From the material below, list every line containing "with".

::: Extracted records :::

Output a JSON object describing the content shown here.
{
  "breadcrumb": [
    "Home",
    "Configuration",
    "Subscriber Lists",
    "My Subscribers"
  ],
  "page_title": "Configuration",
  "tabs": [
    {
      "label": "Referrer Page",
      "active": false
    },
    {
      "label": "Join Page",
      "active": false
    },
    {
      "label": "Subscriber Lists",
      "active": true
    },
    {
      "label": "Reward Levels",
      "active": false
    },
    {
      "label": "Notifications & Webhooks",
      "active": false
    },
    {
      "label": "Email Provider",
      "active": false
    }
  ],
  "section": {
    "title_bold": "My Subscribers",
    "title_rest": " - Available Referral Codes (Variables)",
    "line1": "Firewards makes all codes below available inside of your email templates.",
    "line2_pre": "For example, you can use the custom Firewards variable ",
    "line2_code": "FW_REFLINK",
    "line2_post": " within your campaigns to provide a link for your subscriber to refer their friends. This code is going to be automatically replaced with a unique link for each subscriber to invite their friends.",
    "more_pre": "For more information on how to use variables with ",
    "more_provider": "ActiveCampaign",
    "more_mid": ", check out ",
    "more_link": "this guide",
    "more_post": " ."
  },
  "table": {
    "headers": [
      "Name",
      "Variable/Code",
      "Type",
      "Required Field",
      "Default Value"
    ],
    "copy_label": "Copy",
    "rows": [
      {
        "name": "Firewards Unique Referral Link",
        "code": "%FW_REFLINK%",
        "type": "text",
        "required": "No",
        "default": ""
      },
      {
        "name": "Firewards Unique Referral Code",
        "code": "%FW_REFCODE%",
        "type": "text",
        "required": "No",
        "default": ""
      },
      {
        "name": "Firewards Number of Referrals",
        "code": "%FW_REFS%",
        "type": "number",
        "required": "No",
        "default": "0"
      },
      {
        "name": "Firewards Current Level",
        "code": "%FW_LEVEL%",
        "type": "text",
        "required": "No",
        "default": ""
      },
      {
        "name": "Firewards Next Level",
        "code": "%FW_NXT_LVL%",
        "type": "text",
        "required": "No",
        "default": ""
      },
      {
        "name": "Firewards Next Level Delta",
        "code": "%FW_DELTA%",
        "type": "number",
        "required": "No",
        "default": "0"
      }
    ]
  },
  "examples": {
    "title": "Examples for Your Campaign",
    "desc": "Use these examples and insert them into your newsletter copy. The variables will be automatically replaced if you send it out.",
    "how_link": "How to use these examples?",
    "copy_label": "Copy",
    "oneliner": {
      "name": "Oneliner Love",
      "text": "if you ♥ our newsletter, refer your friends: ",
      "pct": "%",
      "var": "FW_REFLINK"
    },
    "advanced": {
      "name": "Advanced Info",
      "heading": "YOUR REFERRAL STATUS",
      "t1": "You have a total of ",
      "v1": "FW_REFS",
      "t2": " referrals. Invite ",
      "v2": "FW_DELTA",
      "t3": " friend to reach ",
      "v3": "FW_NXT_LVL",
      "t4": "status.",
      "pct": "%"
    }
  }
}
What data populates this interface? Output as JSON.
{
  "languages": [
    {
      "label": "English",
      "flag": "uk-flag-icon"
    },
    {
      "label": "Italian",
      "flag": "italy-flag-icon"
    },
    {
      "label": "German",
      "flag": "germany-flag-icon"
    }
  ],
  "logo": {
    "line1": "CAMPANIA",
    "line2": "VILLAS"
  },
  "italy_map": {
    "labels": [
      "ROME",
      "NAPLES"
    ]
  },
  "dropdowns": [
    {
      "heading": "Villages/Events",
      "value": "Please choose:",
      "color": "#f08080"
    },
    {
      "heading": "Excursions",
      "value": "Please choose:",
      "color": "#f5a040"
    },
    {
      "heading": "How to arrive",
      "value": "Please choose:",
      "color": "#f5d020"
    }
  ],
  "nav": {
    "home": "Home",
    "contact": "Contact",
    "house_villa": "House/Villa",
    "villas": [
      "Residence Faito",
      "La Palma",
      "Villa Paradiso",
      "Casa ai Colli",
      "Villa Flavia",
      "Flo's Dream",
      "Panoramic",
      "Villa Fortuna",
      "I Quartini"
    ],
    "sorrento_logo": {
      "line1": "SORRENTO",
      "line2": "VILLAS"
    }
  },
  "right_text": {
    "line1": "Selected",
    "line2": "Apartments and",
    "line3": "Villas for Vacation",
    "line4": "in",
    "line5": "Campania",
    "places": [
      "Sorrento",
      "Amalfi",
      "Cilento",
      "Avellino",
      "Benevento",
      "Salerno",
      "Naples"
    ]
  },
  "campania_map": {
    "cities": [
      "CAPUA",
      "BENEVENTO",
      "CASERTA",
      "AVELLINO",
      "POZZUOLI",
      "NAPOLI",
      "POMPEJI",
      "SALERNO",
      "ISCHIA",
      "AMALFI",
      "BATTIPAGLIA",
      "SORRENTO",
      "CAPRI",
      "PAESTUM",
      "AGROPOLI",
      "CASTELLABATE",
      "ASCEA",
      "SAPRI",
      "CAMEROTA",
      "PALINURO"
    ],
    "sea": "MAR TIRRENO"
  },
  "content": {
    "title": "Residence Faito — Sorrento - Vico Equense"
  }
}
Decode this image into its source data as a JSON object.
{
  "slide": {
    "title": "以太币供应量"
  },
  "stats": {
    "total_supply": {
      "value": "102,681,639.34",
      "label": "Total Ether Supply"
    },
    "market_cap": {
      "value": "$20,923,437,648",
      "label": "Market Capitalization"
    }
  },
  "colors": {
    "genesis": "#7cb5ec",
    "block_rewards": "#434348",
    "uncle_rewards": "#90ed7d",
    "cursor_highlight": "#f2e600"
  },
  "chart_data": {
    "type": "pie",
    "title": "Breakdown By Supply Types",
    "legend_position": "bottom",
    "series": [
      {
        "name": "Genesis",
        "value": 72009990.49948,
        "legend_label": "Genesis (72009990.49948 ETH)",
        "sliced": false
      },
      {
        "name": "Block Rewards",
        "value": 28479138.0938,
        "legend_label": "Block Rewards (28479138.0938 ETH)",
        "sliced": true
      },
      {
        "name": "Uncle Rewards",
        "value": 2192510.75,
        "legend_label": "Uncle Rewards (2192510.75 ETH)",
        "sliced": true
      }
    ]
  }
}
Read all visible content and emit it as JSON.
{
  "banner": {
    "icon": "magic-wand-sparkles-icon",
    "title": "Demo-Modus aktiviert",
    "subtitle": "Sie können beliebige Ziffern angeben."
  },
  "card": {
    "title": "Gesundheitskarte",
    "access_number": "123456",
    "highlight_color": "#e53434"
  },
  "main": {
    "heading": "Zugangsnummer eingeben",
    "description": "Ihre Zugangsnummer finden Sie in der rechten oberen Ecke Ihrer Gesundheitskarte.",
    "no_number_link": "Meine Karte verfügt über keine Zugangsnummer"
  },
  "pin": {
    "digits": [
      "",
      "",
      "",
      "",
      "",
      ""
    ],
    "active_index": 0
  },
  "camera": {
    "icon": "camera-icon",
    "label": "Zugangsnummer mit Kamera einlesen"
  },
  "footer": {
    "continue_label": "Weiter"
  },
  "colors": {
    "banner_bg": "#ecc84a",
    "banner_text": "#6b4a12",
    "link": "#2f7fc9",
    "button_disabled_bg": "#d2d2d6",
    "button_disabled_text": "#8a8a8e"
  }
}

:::

Your response =>
    "line2_post": " within your campaigns to provide a link for your subscriber to refer their friends. This code is going to be automatically replaced with a unique link for each subscriber to invite their friends.",
    "more_pre": "For more information on how to use variables with ",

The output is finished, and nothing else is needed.